There is nothing more infuriating than inaccurate and irrelevant information being put out there thoughtlessly about those who have no opportunity to defend it or have it removed.
google-privacyI think it’s fair to say that the internet has become a place where people can publish whatever they want, often with absolutely no consequences. I’ve had friends who’ve been defamed by disgruntled associates on the internet and it has affected their reputations unfairly and had an impact on their livelihoods, but there’s little they can do to stop it.
Personally, I think the internet shouldn’t be a place where people can hide. Spurious content published anonymously should be pulled instantly. People need to be held accountable and, in my opinion, there should be a protection layer there.
Having said that, whilst I believe that information should be removed if people can prove it’s no longer relevant or accurate, I would also raise the question of who is going to make that decision. The history of Wikipedia is a mammoth task in itself to tackle and that only represents a tiny fraction of the internet. And what about review sites like Trip Advisor. How much of that content is genuine and how much is published by malicious competitors?

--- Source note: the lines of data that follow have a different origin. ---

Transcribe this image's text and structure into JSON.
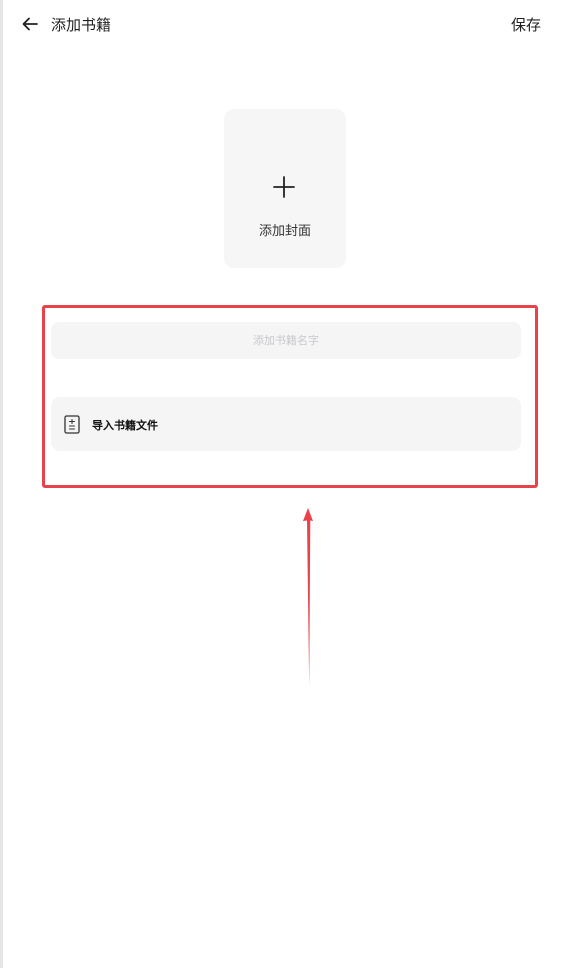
{
  "header": {
    "back_icon": "arrow-left-icon",
    "title": "添加书籍",
    "save_label": "保存"
  },
  "cover": {
    "icon": "plus-icon",
    "label": "添加封面"
  },
  "form": {
    "name_placeholder": "添加书籍名字",
    "name_value": "",
    "import_icon": "document-icon",
    "import_label": "导入书籍文件"
  },
  "annotation": {
    "highlight_color": "#e8424a",
    "arrow_color": "#e8424a"
  }
}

Ultimately, it’s a complicated issue to tackle, but I think it’s fair that people reserve the right to disassociate themselves with false or outdated information by requesting its removal. What do you think? Does the law contradict freedom of speech or is it simply a necessary layer of protection for people and their personal data?
You can watch this video also at the source.